The story that dominated the headlines for anyone in the futures world yesterday was the House Agriculture Committee’s hearing on MF Global. The star in the line-up was easily Jon Corzine, but much as expected, both his written statement and response to interrogation was an exercise in establishing plausible deniability. Others, however, did provide some interesting insight. Click through below to see their written testimony:
For us, the most interesting testimony came (surprisingly) from the NFA’s Dan Roth, and for two key reasons. For one, his explanation of how FCMs are regulated and monitored is by far the clearest explanation from any regulatory body involved on their role in the MF Global crisis to date. Perhaps even more interesting were the solutions outlined. Some of them are ones that have been aggressively circulated in the industry. Some of them, such as establishing an emergency fund for situations such as these (even if most of us are hoping it never gets used), we have advocated ourselves. Others, however, were most interesting because they were not reactive to the MF Global crisis, but proactive. This was particularly true in the preventative section:
Gross Margining—Should the CFTC require all clearinghouses to collect margin on a gross rather than net basis?

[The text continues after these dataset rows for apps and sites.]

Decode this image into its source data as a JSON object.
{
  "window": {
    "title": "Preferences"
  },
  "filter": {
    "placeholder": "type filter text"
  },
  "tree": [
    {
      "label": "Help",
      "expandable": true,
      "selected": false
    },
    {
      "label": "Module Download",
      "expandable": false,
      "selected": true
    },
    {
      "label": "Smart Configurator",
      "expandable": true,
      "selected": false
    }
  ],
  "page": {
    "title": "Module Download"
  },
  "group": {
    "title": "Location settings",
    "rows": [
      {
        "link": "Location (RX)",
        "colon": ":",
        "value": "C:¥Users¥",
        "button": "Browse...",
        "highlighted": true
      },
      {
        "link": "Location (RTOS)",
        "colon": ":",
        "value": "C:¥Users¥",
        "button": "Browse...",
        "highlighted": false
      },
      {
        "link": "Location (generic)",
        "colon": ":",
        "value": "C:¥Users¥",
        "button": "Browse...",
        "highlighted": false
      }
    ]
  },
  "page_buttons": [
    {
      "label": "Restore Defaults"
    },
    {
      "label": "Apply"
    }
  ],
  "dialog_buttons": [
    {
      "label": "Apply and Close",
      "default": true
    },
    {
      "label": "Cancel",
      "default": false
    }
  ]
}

Commingling of Customer Segregated Funds—FCMs are prohibited from commingling customer funds with the firm’s assets but may commingle funds from different customers in the same segregated account. Though not an issue in MF Global, this can expose customers to loss due to the default of another customer. Various alternatives to this approach have been discussed.
Monitoring for Segregation Compliance—Should SROs change the manner in which they monitor Member firms for compliance with segregation requirements?
Should SROs perform unannounced spot-checks to confirm balances to outside sources more frequently? Should FCMs be required to have an independent CPA conduct unannounced segregation compliance exams annually?
Should SROs periodically test to see if there have been intraday transfers of customer segregated funds that could arouse suspicion? Should information be made publicly available about how each FCM invests its customer funds?
Mandatory Excess Segregation—Most FCMs deposit some of their own funds as excess customer segregated accounts to act as a buffer in case some customers go into a debit position. Should FCMs be required to maintain a certain minimum in excess segregated funds?
Internal Controls—Should there be either specified requirements or best practice guidance on the types of internal controls that should be in place for the authorization to transfer segregated customer funds above a certain threshold level?
Third Party Depositories—Some have suggested that customer funds not needed to margin positions at the clearinghouse should be held not by the FCM but by a third party depository. Notice to Regulators—Should an FCM be required to give notice to either its DSRO or the CFTC when the firm makes any transfer of customer segregated funds, including intraday transfers, above a certain threshold?
Certainly food for thought. Overall, we understand some of the disappointment in the hearing’s testimony. We all would have loved for Corzine to say, “Well- ya got me. The money is over here…”
However, in a world where answers are not an option, the confidence that comes from a proactive industry unwilling to tolerate such shenanigans ever again isn’t a bad consolation prize.